Every year, a bit after 10 AM, I walk down to where the course turns onto Beacon Street to see the firsts in each category.
Highlight (as always): The leaders, radiant with vitality, know they have a strong shot at winning if they are in that position at that stage of the race. I tear up every time.
Lowlights (this year): Windy. A stranger, seeing my Cubs cap, assumes I’m a diehard fan and starts yakking up about the team. When I explain the cap is more about attending a few games with the journalist friend (Mark Caro) who gave me the headgear, the stranger gives me this look that suggests it’s weird, even wrong, hell — immoral to wear a logo if you aren’t proclaiming your love-object to the world.
Yes, Boston has taught me everything I know about how not to be a good sports follower.
I hooted with laughter at the TV and then cheered. This was Boston’s 9/11, and this was the defiant attitude we needed, bad.
One of our all-time favorite sports champs in any role. This hurts as much as a music icon. I was most devastated, however, at the announcement about five years ago, that she suffered from early-onset Alzheimer’s. That accursed disease has twisted my world more than once and shows there is no mercy or justice in this life.
Years ago, I assumed, from casual watching, that womens’ basketball was just less dynamic than the male version. Coach Summitt showed me how wrong I was.Every time I came across one of her games on TV it was a must-watch. Like all master coaches she fused with her teams and their iron-boned determination was a thrill to behold. They never lost because they went slack or tried something stupid. The record wins were apt rewards.
And I loved her wonderful life story. She was just my age.
Lots of poetry in this tribute. Let the snappy, sassy quotes not be forgotten or the potent prizefighting overlooked — but the emphasis is in the right place with this piece.
… if only because the honchos understood how bad the the facts would be for business.
And once the facts are out there as fully as they are now, they can’t fade away. Most important, I’ve got my doubts the drawbacks can be sufficiently minimized.
Blog goers under 30 may find it a bit hard to believe, but professional prizefighting was once yuuuge. Manning and Newton’s joint announcement they were officially joining a campaign to defeat Trump would have been far less of a jolt and a headline than when Muhammad Ali refused his induction into the army.

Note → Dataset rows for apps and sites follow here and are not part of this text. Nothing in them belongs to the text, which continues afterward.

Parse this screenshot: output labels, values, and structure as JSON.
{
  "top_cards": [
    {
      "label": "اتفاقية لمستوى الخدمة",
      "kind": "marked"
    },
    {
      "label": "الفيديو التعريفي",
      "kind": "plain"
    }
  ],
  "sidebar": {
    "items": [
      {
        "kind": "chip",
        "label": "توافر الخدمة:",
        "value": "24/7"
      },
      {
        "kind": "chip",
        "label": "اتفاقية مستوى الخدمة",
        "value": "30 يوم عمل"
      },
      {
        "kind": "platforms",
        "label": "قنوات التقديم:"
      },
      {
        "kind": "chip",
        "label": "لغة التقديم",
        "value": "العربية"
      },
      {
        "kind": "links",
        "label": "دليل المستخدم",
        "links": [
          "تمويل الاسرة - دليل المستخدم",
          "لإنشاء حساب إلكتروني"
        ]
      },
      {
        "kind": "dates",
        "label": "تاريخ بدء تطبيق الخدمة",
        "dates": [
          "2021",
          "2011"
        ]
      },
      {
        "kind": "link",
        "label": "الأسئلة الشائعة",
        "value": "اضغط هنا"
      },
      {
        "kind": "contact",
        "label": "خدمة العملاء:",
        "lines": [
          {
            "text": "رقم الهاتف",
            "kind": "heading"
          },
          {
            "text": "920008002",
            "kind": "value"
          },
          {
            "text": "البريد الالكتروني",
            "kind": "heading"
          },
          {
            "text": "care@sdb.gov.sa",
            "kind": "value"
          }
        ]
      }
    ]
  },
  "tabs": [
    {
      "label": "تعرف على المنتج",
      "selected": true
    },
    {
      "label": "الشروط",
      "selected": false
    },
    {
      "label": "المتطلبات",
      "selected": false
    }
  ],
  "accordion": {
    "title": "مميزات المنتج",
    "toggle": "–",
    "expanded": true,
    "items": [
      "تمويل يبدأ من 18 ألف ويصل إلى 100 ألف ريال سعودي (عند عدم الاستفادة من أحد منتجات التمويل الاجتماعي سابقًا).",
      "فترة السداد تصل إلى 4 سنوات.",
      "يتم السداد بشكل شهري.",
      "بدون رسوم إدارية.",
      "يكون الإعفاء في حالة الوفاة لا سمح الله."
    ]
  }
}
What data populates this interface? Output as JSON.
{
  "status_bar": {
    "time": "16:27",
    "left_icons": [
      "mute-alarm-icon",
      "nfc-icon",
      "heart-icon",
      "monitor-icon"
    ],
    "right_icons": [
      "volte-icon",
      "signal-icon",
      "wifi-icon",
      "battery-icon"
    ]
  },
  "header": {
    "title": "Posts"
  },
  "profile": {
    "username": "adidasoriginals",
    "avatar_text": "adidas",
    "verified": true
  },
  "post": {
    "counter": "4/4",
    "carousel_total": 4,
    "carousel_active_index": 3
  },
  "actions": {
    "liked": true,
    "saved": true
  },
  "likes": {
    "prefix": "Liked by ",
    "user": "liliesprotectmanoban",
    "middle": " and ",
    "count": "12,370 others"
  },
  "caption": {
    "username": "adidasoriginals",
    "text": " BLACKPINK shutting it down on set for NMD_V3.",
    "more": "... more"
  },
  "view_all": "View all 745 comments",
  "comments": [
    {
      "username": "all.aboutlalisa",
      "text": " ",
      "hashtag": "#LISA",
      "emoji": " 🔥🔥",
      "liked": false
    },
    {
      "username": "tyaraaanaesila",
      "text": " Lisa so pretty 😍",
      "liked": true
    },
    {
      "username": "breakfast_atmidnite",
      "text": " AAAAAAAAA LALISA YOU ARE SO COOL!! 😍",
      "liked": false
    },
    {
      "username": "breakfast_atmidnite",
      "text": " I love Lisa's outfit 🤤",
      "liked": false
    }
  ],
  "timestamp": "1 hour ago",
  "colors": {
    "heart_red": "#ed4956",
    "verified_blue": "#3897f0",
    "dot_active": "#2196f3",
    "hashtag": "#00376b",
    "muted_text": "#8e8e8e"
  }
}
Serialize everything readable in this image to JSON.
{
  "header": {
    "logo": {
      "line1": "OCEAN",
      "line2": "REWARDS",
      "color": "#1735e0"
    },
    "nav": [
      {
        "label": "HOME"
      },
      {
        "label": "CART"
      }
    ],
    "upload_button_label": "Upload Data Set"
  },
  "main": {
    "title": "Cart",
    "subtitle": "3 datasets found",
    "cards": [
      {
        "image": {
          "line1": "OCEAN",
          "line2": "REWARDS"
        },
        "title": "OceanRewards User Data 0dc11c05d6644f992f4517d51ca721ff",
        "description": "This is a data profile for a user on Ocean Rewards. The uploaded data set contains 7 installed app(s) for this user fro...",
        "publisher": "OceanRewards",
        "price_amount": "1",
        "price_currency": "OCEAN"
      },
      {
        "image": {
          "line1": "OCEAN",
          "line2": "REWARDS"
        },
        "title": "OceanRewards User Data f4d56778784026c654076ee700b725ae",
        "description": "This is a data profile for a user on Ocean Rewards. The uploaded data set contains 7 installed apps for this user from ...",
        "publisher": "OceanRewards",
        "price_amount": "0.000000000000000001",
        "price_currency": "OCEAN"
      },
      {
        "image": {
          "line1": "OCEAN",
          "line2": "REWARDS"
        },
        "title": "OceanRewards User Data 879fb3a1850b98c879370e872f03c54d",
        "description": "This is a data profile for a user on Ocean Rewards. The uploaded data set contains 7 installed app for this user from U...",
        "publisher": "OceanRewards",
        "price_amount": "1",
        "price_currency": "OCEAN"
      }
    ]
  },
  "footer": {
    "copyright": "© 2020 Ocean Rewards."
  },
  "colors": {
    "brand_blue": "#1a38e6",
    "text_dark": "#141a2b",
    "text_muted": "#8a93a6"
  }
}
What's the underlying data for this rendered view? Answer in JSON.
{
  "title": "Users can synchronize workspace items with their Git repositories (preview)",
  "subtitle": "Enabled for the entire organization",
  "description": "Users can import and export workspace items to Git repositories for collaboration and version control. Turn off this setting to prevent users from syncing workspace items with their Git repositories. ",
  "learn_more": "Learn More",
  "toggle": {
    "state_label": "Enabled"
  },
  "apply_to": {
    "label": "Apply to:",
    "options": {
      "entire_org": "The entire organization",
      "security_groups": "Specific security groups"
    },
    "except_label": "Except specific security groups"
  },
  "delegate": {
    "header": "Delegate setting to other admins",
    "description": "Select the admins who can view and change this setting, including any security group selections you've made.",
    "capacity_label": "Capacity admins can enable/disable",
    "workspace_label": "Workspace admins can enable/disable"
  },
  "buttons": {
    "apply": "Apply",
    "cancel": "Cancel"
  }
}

My Dad was a devoted boxing fan when I was growing up. He’d been on the team in college and sparred some at the local gym. We didn’t miss a major match on TV, he taught me all the fine points he could and made sure I knew some of the finest sports writing had been inspired by the ring.
But in his old age he turned against prizefighting. He announced that he was no longer a fan not least because almost all the elderly (and even not-so-senior) boxers he knew had mush for brains. And, I suspect, he wondered if his days swinging gloves had any connection with what he saw an an abrupt decline in his mental acuity during his 70s.
At any rate, more and more Americans came around to his way of looking at prize fights. And it sure could happen the same way with football.
I’m okay if the Pats’ season ends today. It’s all too true that a season ending with down-note games dampens yer passions. But above all, I don’t like the odds for either the Pats or Broncos against the Panthers.
I could have lived with a KC win (and wait ’til next year, Mags — I’m serious, very strong young team with coaching as good as it gets — they will be back and much more seasoned and steady), but I admit this hot, take-out pizza is ambrosia tonight. A true test and contest. Steelers are doomed in Foxboro, but I don’t bet that will be the match.